Zeronet: Reverse logistics to solve the world’s e-waste problem
What do you do with that old laptop, kettle or toaster you no longer need? As it stands, your options are limited: throw it in the bin, take it to the tip, arrange a donation to a local charity shop, or hide it away and deal with it later. The fact is, as a consumer, it’s not clear how to best dispose of unwanted electricals. Meanwhile, the global pile of e-waste keeps growing: In 2019, the world produced almost 54 million tonnes of it.
Enter Zeronet, a company on a mission to transform the e-waste landscape through reverse logistics. By combining cutting-edge technology with dynamic partnerships, Zeronet has developed a way to collect what would otherwise be e-waste directly from households and process a wide range of electrical items for reuse or recycling.
A recent episode of our podcast series on the circular economy, we talked to Zeronet founder Paul McSweeney about how the company is implementing its cohesive zero waste model at scale.
If you have 1000 TV sets in a warehouse, you know where they are and what they’re made of,” explains Paul. “But as soon as they are sold to 1000 locations, suddenly that link is lost and recovering them in a way that allows them to be appropriately disassembled at scale becomes a real challenge.”
Following a pilot in Sterling, Scotland, Zeronet has just launched in the city of Brighton on the UK’s south coast. The platform consists of two apps: one for users and one for drivers. The user app lets householders register their home address and any electrical items they want to dispose of. This provides the company with the data required to view e-waste collection requests in real-time, and offer users a collection slot as well as instructions for preparing the items. Then the driver app kicks in: Once there is a large enough batch of items for collection, a van is dispatched to between 40 and 100 households in one day. Because the items have been registered and prepared in advance, they can be efficiently processed in the most efficient way.
Reuse is the most sustainable option when it comes to recovering waste, and many items Zeronet collects can be given a new home or stripped for useful parts. For this the company works with partners like Tech Take Back, which dissembles tech hardware, and Freegle, which rescues, repairs and redistributes household appliances and devices of all kinds. Zeronet even ensures personal data is wiped from laptops, tablets and smartphones – normally a major obstacle for people when it comes to disposing of such items. Finally, any items that can’t be reused are recycled for materials.

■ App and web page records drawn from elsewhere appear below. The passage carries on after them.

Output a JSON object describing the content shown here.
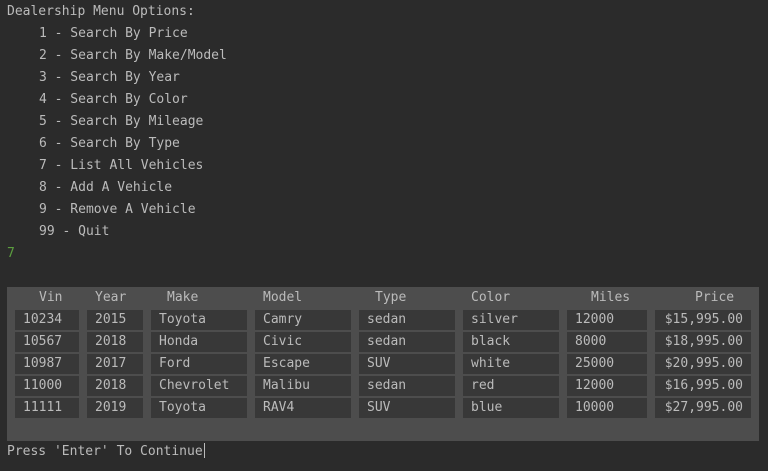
{
  "menu": {
    "title": "Dealership Menu Options:",
    "items": [
      "1 - Search By Price",
      "2 - Search By Make/Model",
      "3 - Search By Year",
      "4 - Search By Color",
      "5 - Search By Mileage",
      "6 - Search By Type",
      "7 - List All Vehicles",
      "8 - Add A Vehicle",
      "9 - Remove A Vehicle",
      "99 - Quit"
    ]
  },
  "user_input": "7",
  "table": {
    "headers": [
      "Vin",
      "Year",
      "Make",
      "Model",
      "Type",
      "Color",
      "Miles",
      "Price"
    ],
    "rows": [
      [
        "10234",
        "2015",
        "Toyota",
        "Camry",
        "sedan",
        "silver",
        "12000",
        "$15,995.00"
      ],
      [
        "10567",
        "2018",
        "Honda",
        "Civic",
        "sedan",
        "black",
        "8000",
        "$18,995.00"
      ],
      [
        "10987",
        "2017",
        "Ford",
        "Escape",
        "SUV",
        "white",
        "25000",
        "$20,995.00"
      ],
      [
        "11000",
        "2018",
        "Chevrolet",
        "Malibu",
        "sedan",
        "red",
        "12000",
        "$16,995.00"
      ],
      [
        "11111",
        "2019",
        "Toyota",
        "RAV4",
        "SUV",
        "blue",
        "10000",
        "$27,995.00"
      ]
    ]
  },
  "prompt": "Press 'Enter' To Continue",
  "colors": {
    "background": "#2b2b2b",
    "text": "#bbbbbb",
    "input_echo": "#5c9e3f",
    "table_bg": "#4d4d4d",
    "cell_bg": "#383838"
  }
}
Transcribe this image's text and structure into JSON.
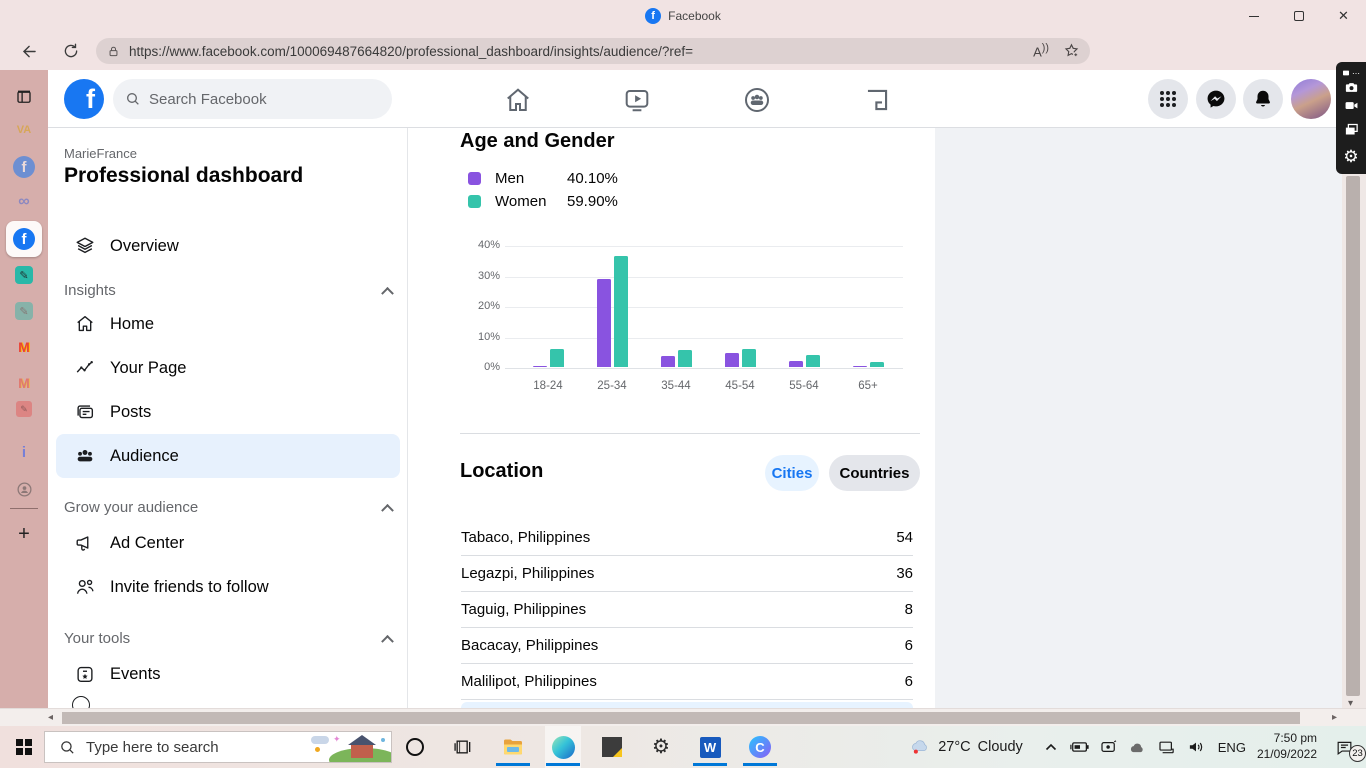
{
  "browser": {
    "title": "Facebook",
    "url": "https://www.facebook.com/100069487664820/professional_dashboard/insights/audience/?ref="
  },
  "icons": {
    "back": "←",
    "refresh": "↻",
    "read_aloud": "A",
    "more": "⋯",
    "close": "✕",
    "divider": "|",
    "down_arrow": "▾",
    "left_arrow": "◂",
    "right_arrow": "▸",
    "fb_f": "f",
    "meta": "∞",
    "va": "VA",
    "gmail_m": "M",
    "pencil": "✎",
    "info_i": "i",
    "plus": "+",
    "gear": "⚙",
    "word_w": "W",
    "camtasia_c": "C",
    "spark": "✦"
  },
  "fb": {
    "search_placeholder": "Search Facebook"
  },
  "sidebar": {
    "page_name": "MarieFrance",
    "title": "Professional dashboard",
    "overview": "Overview",
    "sections": [
      {
        "label": "Insights",
        "items": [
          {
            "label": "Home"
          },
          {
            "label": "Your Page"
          },
          {
            "label": "Posts"
          },
          {
            "label": "Audience"
          }
        ]
      },
      {
        "label": "Grow your audience",
        "items": [
          {
            "label": "Ad Center"
          },
          {
            "label": "Invite friends to follow"
          }
        ]
      },
      {
        "label": "Your tools",
        "items": [
          {
            "label": "Events"
          }
        ]
      }
    ]
  },
  "main": {
    "location": {
      "title": "Location",
      "tabs": [
        {
          "label": "Cities"
        },
        {
          "label": "Countries"
        }
      ],
      "active_tab": "Cities",
      "rows": [
        {
          "name": "Tabaco, Philippines",
          "value": "54"
        },
        {
          "name": "Legazpi, Philippines",
          "value": "36"
        },
        {
          "name": "Taguig, Philippines",
          "value": "8"
        },
        {
          "name": "Bacacay, Philippines",
          "value": "6"
        },
        {
          "name": "Malilipot, Philippines",
          "value": "6"
        }
      ]
    }
  },
  "chart_data": {
    "type": "bar",
    "title": "Age and Gender",
    "categories": [
      "18-24",
      "25-34",
      "35-44",
      "45-54",
      "55-64",
      "65+"
    ],
    "series": [
      {
        "name": "Men",
        "share": "40.10%",
        "color": "#8953e0",
        "values": [
          0.5,
          29,
          3.5,
          4.5,
          2,
          0.5
        ]
      },
      {
        "name": "Women",
        "share": "59.90%",
        "color": "#35c4ab",
        "values": [
          6,
          36.5,
          5.5,
          6,
          4,
          1.5
        ]
      }
    ],
    "y_ticks": [
      "40%",
      "30%",
      "20%",
      "10%",
      "0%"
    ],
    "ylim": [
      0,
      40
    ],
    "grid": true,
    "legend_position": "top-left"
  },
  "taskbar": {
    "search_placeholder": "Type here to search",
    "weather_temp": "27°C",
    "weather_condition": "Cloudy",
    "language": "ENG",
    "time": "7:50 pm",
    "date": "21/09/2022",
    "notification_count": "23"
  }
}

Paul first had the idea for Zeronet when he saw a post van delivering to a home at the same time a waste truck was collecting from the house next door. “I was struck by the contrast between the two things,” he says. “On the one hand, you had this very professional approach whereby a householder was acquiring a unit of inventory from probably a big brand like Amazon, and everything about that product was traceable. On the other hand, you had this fairly clunky, almost amateurish, process for removing residual waste.” Paul decided there must be a better way, and has dedicated the last decade to realising his vision.
Consumers have responded to Zeronet’s offering with enthusiasm. Paul has been surprised and encouraged to learn that most people are happy to put in the effort to register and prepare their electrical waste items properly, if it means they can avoid the stress of disposing of it themselves.
Not only is Zeronet helping to divert bulky e-waste away from landfill, it’s doing so in a way that actually generates revenue. Large logistics firms have expressed a keen interest in the platform, which is already serving over 100,000 households in Brighton and is capable of scaling to a national level. “If we do it right, it should have [a high impact], because it really is a complete shift in the way that we handle and process anything that is post-consumer,” concludes Paul. “It’s trying to solve a fundamental problem that exists effectively for everything.”